The Medical and Dental Council has admonished Physician Assistants (PA) not to assume the role of medical doctors in order to avoid lawsuits and mishaps in healthcare delivery.
By law, Physician Assistants refer to three distinct groups of healthcare professionals trained in the medical model to practice medicine and dentistry under supervision.
They are P.A-medical also known as medical assistants; PA-Dental, also known as community oral health officers and PA-Anesthesia, also known as certified registered nurse anesthetists.
The council gave the admonishment when it inducted 538 newly qualified professionals in Accra who had met all the academic requirements.
They are expected to complete an additional one-year internship programme with any accredited health facility to be permanently placed on the professional register of the council.
Speaking at the induction ceremony in Accra yesterday[June 22, 2022], the Chairman of the Board of the Medical and Dental Council, Professor Paul Kwame Nyame, reminded the professionals that they were not medical doctors, and therefore, had to deliver on their mandate under strict supervision to enhance healthcare.
“Physician assistants are expected to examine, prescribe and request for diagnostic tests under the supervision of physicians or surgeons,” he said.

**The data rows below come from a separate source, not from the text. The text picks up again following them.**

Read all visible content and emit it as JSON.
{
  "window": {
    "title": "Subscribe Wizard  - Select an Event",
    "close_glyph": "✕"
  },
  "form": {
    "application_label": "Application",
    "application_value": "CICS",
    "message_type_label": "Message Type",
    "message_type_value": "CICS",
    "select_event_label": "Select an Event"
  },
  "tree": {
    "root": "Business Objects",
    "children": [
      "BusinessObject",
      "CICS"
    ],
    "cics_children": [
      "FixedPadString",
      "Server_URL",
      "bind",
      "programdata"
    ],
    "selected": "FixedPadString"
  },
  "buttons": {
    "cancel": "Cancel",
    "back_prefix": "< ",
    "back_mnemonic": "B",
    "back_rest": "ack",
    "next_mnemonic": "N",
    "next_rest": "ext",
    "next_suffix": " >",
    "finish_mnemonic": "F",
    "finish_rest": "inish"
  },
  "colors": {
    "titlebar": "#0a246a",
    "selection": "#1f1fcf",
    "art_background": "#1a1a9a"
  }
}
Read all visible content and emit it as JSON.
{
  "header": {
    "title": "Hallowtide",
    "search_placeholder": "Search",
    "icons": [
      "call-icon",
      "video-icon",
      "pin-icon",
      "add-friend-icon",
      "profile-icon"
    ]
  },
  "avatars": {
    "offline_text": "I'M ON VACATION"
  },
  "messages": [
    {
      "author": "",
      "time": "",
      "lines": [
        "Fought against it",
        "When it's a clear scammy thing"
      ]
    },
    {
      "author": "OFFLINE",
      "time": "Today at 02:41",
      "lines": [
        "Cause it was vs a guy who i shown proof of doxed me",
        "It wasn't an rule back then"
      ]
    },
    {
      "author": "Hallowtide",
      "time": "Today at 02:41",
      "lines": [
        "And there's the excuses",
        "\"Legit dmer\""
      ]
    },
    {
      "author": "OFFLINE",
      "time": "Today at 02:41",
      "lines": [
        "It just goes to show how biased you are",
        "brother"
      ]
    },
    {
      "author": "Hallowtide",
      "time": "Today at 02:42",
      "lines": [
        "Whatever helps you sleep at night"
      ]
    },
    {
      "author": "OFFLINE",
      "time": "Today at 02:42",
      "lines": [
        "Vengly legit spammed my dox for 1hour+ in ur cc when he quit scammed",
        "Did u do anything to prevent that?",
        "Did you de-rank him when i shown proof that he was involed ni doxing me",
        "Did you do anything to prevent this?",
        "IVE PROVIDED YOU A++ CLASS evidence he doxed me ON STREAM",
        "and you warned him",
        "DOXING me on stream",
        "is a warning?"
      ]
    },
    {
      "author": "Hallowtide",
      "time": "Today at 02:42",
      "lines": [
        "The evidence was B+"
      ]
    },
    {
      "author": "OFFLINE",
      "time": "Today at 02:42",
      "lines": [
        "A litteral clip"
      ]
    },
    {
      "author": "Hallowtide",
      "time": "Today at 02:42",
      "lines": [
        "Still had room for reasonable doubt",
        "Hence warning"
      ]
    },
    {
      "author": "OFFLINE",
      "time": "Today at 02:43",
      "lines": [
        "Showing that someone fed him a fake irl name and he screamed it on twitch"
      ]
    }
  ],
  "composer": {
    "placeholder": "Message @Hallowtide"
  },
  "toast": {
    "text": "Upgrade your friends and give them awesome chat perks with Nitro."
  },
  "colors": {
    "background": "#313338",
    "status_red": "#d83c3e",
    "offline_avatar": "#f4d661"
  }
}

He said they could work independently, especially in rural areas without doctors, but ultimately under supervision.
Physician Assistants are not medical officers but rather a middle level cadre of healthcare providers. PAs can work independently, especially in rural areas with or without doctors, but ultimately working under supervision.
Scope of practice
Professor Nyame said the council had recently spent a lot of time engaging stakeholders in the development of a comprehensive scope of practice document for all categories of Physician Assistants — Medical, Dental & Anesthesia.
He said the document spelt out the limit to which the PA could go, or what they could do and what they could not do.
“Referral is important when you realise that your case management goes beyond your capabilities.
“Your training should allow you to recognise cases that are not within your scope but you should be able to provide initial treatment for the relief of pain and then refer to the nearest hospital that can manage the case effectively,” he said.
He said the medical and dental council would closely monitor their adherence to the tenets of the document to avoid the professionals attracting legal suits.
He said the council had observed over the years that PAs with nursing background had added advantage in trading than those who took the course directly from senior high schools.
He said the council would, therefore, in the not-too-distant future, make post-basic qualification a prerequisite for entry into a PA training programme.
The Minister of Health, Kwaku Agyeman-Manu, in a speech read on his behalf, said the 538 newly qualified PAs would augment the current strength of about 6,642 PAs serving in various parts of the country.
He said in keeping with the high regard that society accorded to healthcare professionals, the society rightly expected a correspondingly high standard of professionalism and conduct.
“As a consequence, the object of Council as provided for in the Part II of the Health Professions Regulatory Bodies Act, 2013, (Act 857) is to secure in the public interest the highest standards in the training and practice of medicine and dentistry in Ghana.
“Regrettably, often the allure of specialised knowledge and success, if not properly managed, tend to result in bloated egos or inconsiderate conduct and may make one lose his humanity — the capacity to care,” he said.